=== RECORDS PROVIDED ===

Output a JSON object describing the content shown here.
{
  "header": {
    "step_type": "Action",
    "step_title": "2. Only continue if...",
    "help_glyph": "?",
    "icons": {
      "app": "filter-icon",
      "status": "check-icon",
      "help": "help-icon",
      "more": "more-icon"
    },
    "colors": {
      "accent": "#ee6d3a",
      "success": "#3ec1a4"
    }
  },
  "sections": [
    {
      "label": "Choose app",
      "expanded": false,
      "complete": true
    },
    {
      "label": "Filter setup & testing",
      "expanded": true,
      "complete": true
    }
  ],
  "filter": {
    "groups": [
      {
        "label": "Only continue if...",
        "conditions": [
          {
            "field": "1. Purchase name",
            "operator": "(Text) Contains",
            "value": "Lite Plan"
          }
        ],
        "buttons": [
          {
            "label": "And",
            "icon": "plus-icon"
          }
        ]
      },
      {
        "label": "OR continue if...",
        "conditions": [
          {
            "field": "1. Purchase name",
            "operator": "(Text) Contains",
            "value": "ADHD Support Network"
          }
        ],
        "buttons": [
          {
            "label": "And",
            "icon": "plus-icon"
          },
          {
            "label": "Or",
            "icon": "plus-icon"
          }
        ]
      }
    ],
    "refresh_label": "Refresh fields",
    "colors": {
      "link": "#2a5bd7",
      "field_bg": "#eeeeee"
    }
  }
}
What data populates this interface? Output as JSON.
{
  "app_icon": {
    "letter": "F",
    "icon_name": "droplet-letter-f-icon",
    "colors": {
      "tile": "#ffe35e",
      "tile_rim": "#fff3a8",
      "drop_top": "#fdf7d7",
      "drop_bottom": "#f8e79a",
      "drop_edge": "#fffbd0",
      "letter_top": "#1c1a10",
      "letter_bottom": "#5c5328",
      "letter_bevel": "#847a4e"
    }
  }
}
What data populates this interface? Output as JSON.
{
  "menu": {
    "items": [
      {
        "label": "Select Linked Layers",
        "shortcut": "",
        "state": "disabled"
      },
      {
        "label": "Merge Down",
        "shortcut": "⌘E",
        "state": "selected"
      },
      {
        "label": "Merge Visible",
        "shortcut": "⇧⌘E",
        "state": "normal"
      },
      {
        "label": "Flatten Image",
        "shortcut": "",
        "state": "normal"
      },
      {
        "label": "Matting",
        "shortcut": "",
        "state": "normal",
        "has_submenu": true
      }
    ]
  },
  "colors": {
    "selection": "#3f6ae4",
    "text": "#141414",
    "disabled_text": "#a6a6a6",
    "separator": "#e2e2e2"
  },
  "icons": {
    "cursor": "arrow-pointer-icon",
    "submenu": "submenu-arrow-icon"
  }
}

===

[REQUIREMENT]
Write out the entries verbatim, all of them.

[OUTPUT OF THE TASK]
Output a JSON object describing the content shown here.
{
  "header": {
    "step_type": "Action",
    "step_title": "2. Only continue if...",
    "help_glyph": "?",
    "icons": {
      "app": "filter-icon",
      "status": "check-icon",
      "help": "help-icon",
      "more": "more-icon"
    },
    "colors": {
      "accent": "#ee6d3a",
      "success": "#3ec1a4"
    }
  },
  "sections": [
    {
      "label": "Choose app",
      "expanded": false,
      "complete": true
    },
    {
      "label": "Filter setup & testing",
      "expanded": true,
      "complete": true
    }
  ],
  "filter": {
    "groups": [
      {
        "label": "Only continue if...",
        "conditions": [
          {
            "field": "1. Purchase name",
            "operator": "(Text) Contains",
            "value": "Lite Plan"
          }
        ],
        "buttons": [
          {
            "label": "And",
            "icon": "plus-icon"
          }
        ]
      },
      {
        "label": "OR continue if...",
        "conditions": [
          {
            "field": "1. Purchase name",
            "operator": "(Text) Contains",
            "value": "ADHD Support Network"
          }
        ],
        "buttons": [
          {
            "label": "And",
            "icon": "plus-icon"
          },
          {
            "label": "Or",
            "icon": "plus-icon"
          }
        ]
      }
    ],
    "refresh_label": "Refresh fields",
    "colors": {
      "link": "#2a5bd7",
      "field_bg": "#eeeeee"
    }
  }
}
What data populates this interface? Output as JSON.
{
  "app_icon": {
    "letter": "F",
    "icon_name": "droplet-letter-f-icon",
    "colors": {
      "tile": "#ffe35e",
      "tile_rim": "#fff3a8",
      "drop_top": "#fdf7d7",
      "drop_bottom": "#f8e79a",
      "drop_edge": "#fffbd0",
      "letter_top": "#1c1a10",
      "letter_bottom": "#5c5328",
      "letter_bevel": "#847a4e"
    }
  }
}
What data populates this interface? Output as JSON.
{
  "menu": {
    "items": [
      {
        "label": "Select Linked Layers",
        "shortcut": "",
        "state": "disabled"
      },
      {
        "label": "Merge Down",
        "shortcut": "⌘E",
        "state": "selected"
      },
      {
        "label": "Merge Visible",
        "shortcut": "⇧⌘E",
        "state": "normal"
      },
      {
        "label": "Flatten Image",
        "shortcut": "",
        "state": "normal"
      },
      {
        "label": "Matting",
        "shortcut": "",
        "state": "normal",
        "has_submenu": true
      }
    ]
  },
  "colors": {
    "selection": "#3f6ae4",
    "text": "#141414",
    "disabled_text": "#a6a6a6",
    "separator": "#e2e2e2"
  },
  "icons": {
    "cursor": "arrow-pointer-icon",
    "submenu": "submenu-arrow-icon"
  }
}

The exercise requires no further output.